→ Problem to work on:
Lines below that include the word "selection" should each be copied.

→ Information given:
┌──

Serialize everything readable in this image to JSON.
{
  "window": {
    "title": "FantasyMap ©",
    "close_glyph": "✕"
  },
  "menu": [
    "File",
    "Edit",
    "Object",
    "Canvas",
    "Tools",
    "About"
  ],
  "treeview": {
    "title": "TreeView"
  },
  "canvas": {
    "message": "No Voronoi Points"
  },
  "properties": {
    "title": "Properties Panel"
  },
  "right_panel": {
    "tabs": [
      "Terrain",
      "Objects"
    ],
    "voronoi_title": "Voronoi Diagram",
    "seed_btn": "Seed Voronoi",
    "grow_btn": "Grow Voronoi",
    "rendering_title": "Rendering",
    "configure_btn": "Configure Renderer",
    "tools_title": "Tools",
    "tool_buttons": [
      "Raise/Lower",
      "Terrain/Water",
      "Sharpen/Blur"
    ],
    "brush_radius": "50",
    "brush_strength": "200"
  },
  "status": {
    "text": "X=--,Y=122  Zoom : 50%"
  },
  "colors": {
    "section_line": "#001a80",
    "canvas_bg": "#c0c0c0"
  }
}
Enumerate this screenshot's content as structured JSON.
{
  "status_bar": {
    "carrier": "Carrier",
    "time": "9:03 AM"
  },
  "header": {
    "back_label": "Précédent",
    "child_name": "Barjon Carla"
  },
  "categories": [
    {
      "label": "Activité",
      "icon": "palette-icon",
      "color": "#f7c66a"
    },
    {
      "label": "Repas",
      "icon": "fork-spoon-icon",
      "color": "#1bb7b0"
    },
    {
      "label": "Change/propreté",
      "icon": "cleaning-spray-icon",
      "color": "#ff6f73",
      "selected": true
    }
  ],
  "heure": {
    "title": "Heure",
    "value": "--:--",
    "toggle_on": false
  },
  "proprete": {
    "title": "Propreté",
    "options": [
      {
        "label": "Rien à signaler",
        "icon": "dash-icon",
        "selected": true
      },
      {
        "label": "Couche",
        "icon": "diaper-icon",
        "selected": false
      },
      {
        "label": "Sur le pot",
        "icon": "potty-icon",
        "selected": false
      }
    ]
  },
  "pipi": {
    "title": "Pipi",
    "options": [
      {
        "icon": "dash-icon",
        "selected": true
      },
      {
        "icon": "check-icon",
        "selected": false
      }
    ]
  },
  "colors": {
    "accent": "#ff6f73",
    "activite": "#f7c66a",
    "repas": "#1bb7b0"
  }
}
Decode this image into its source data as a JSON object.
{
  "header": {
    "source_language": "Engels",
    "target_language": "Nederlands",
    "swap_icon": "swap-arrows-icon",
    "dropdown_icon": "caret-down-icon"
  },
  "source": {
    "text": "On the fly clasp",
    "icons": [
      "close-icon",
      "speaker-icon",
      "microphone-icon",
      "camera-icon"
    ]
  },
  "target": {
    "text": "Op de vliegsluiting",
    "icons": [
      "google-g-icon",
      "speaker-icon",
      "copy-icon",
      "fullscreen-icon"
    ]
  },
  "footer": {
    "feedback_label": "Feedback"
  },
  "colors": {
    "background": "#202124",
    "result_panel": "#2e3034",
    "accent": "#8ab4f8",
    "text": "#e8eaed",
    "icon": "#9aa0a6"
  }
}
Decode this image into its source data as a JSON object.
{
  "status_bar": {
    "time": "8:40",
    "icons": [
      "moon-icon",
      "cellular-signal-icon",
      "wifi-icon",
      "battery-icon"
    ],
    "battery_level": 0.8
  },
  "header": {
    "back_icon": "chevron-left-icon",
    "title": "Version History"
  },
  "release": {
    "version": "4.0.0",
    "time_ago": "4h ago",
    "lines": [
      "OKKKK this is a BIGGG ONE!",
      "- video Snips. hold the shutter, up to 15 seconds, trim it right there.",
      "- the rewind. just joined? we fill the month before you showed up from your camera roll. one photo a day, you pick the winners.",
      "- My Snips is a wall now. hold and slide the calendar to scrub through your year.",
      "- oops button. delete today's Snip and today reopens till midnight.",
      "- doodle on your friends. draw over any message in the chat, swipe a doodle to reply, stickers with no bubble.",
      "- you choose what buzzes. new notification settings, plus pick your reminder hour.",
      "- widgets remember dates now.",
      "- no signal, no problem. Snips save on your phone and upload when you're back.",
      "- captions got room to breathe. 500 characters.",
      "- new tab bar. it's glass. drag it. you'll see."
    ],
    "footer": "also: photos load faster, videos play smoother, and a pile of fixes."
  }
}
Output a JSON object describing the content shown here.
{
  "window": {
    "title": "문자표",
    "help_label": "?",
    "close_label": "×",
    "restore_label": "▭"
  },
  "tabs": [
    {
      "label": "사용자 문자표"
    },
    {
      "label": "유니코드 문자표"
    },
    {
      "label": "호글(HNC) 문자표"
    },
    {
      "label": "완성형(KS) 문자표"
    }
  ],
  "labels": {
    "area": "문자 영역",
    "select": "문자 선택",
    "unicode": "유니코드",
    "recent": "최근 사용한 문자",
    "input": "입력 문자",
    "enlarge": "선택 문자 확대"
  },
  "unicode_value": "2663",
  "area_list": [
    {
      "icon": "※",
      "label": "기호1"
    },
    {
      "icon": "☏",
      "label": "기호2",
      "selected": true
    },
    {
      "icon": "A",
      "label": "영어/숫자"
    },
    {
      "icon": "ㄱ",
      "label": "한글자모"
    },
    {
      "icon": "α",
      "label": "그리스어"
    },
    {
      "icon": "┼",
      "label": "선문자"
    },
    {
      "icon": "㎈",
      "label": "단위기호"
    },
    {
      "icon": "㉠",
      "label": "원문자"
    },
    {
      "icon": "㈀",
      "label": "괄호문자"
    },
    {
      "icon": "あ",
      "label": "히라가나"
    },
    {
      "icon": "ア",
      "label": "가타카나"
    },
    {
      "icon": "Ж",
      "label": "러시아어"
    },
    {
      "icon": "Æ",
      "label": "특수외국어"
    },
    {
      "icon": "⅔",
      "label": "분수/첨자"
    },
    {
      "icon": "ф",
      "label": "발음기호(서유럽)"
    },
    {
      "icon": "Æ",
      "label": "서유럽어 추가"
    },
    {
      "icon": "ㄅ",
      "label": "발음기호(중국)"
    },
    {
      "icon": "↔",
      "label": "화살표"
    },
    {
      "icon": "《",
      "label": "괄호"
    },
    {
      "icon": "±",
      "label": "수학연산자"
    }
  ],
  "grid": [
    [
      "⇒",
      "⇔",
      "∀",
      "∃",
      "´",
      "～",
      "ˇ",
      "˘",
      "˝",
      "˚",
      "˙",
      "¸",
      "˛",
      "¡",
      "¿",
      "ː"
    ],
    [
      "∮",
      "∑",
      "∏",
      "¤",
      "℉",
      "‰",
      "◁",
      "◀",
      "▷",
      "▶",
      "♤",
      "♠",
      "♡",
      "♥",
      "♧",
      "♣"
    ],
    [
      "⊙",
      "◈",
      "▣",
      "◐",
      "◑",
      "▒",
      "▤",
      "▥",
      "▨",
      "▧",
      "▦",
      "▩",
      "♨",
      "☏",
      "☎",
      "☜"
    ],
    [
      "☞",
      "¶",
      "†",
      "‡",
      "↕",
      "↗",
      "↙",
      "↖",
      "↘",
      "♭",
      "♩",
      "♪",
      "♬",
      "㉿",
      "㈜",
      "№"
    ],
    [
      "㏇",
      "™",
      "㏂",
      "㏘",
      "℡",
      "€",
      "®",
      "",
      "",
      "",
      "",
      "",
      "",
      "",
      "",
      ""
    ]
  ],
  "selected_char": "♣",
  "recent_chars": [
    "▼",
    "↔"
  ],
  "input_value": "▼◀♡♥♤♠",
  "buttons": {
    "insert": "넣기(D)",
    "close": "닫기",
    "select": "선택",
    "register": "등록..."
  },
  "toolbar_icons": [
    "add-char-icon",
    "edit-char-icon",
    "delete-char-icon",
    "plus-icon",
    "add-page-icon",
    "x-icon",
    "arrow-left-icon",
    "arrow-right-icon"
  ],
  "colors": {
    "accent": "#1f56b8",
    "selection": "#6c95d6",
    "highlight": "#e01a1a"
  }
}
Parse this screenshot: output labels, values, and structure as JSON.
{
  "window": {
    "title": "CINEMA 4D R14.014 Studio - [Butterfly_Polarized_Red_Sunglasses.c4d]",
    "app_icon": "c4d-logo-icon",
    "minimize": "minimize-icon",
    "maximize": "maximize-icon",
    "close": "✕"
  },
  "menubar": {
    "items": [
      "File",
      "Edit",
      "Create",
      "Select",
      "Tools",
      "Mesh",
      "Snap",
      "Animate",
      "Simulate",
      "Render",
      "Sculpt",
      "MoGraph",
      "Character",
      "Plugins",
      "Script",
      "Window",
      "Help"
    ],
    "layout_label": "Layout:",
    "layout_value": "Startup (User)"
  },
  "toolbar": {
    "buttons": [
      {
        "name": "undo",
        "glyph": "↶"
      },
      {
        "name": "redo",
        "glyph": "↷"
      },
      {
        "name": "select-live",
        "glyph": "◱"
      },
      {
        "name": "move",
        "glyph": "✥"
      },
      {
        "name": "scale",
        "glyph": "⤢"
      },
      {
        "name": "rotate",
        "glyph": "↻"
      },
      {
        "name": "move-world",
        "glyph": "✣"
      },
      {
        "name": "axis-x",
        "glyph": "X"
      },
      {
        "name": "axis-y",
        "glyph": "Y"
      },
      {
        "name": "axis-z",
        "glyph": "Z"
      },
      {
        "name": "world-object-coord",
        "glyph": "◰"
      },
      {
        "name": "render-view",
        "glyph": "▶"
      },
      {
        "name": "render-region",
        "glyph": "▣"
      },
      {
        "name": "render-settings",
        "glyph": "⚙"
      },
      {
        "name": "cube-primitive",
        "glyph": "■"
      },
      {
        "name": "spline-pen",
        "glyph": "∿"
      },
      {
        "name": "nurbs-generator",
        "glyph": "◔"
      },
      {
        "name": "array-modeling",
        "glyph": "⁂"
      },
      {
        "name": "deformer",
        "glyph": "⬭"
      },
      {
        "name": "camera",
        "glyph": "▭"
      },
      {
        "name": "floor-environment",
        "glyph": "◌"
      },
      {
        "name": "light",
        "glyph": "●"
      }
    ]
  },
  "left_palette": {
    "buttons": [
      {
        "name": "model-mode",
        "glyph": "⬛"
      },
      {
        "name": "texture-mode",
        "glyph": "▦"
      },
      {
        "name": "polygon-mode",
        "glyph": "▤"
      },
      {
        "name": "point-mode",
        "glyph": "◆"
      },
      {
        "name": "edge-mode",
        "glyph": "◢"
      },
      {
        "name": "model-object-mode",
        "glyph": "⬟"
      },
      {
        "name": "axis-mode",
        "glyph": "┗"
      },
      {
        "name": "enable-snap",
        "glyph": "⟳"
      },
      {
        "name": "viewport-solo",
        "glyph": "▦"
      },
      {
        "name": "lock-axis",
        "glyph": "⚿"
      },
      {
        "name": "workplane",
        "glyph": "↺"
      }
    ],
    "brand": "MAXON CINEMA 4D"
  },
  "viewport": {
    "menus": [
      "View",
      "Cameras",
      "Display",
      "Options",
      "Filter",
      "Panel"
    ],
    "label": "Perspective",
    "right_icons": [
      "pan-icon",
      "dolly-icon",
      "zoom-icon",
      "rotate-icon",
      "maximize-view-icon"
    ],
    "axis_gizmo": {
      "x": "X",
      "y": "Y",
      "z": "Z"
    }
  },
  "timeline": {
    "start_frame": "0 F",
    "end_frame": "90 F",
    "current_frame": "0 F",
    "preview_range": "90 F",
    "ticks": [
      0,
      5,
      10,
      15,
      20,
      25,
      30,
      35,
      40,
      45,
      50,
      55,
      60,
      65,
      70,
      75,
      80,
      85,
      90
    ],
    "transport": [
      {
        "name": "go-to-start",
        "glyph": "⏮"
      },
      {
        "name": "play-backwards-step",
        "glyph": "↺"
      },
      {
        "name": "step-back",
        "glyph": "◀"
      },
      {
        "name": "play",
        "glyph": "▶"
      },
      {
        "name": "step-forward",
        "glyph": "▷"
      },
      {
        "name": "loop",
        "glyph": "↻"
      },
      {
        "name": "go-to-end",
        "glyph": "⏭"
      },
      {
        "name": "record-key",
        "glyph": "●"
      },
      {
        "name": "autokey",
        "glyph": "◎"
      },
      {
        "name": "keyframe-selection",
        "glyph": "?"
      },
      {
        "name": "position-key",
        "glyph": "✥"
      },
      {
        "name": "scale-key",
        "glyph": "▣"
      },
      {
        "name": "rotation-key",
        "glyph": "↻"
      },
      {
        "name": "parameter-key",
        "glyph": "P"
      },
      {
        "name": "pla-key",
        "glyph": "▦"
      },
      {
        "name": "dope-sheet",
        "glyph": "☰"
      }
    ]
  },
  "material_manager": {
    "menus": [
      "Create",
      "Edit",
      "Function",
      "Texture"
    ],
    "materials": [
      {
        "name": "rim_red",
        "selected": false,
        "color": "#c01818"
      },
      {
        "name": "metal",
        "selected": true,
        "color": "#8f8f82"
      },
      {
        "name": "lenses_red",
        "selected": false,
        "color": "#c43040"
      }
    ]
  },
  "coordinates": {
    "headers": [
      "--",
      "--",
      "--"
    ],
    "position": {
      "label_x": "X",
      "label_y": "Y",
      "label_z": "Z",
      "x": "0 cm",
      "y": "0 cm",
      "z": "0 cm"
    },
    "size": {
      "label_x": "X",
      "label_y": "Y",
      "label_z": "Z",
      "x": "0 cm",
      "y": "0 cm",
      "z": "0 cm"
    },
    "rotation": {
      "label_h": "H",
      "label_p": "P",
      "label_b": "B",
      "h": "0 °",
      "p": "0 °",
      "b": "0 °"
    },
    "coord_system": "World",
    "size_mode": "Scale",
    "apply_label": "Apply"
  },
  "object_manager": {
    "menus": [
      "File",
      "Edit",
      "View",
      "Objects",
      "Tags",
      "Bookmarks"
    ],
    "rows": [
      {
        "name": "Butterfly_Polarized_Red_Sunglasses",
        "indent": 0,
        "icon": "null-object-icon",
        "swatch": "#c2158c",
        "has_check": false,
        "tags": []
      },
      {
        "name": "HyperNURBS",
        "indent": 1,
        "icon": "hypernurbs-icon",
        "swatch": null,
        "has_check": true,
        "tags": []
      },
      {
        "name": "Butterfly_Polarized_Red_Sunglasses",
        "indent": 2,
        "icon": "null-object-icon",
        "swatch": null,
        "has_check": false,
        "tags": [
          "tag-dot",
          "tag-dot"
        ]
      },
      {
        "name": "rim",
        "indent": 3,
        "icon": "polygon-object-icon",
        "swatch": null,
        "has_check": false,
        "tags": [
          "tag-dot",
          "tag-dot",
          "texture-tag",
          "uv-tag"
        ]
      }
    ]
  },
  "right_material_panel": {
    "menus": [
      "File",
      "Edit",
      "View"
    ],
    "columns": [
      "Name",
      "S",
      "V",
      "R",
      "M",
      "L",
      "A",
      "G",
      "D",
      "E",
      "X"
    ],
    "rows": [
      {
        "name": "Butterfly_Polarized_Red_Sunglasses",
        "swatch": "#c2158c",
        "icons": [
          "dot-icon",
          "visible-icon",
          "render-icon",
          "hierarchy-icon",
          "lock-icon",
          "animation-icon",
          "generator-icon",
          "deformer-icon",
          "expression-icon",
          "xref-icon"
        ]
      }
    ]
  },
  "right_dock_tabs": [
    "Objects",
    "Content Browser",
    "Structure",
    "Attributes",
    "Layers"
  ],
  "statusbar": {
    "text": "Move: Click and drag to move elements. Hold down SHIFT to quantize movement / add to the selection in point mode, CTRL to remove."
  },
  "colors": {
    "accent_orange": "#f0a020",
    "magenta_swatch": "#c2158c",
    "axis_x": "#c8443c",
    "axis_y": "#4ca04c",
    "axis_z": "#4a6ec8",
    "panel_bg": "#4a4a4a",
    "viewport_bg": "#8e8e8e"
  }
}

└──

→ Solution below:
    "selection": "#6c95d6",
        "name": "keyframe-selection",
    "text": "Move: Click and drag to move elements. Hold down SHIFT to quantize movement / add to the selection in point mode, CTRL to remove."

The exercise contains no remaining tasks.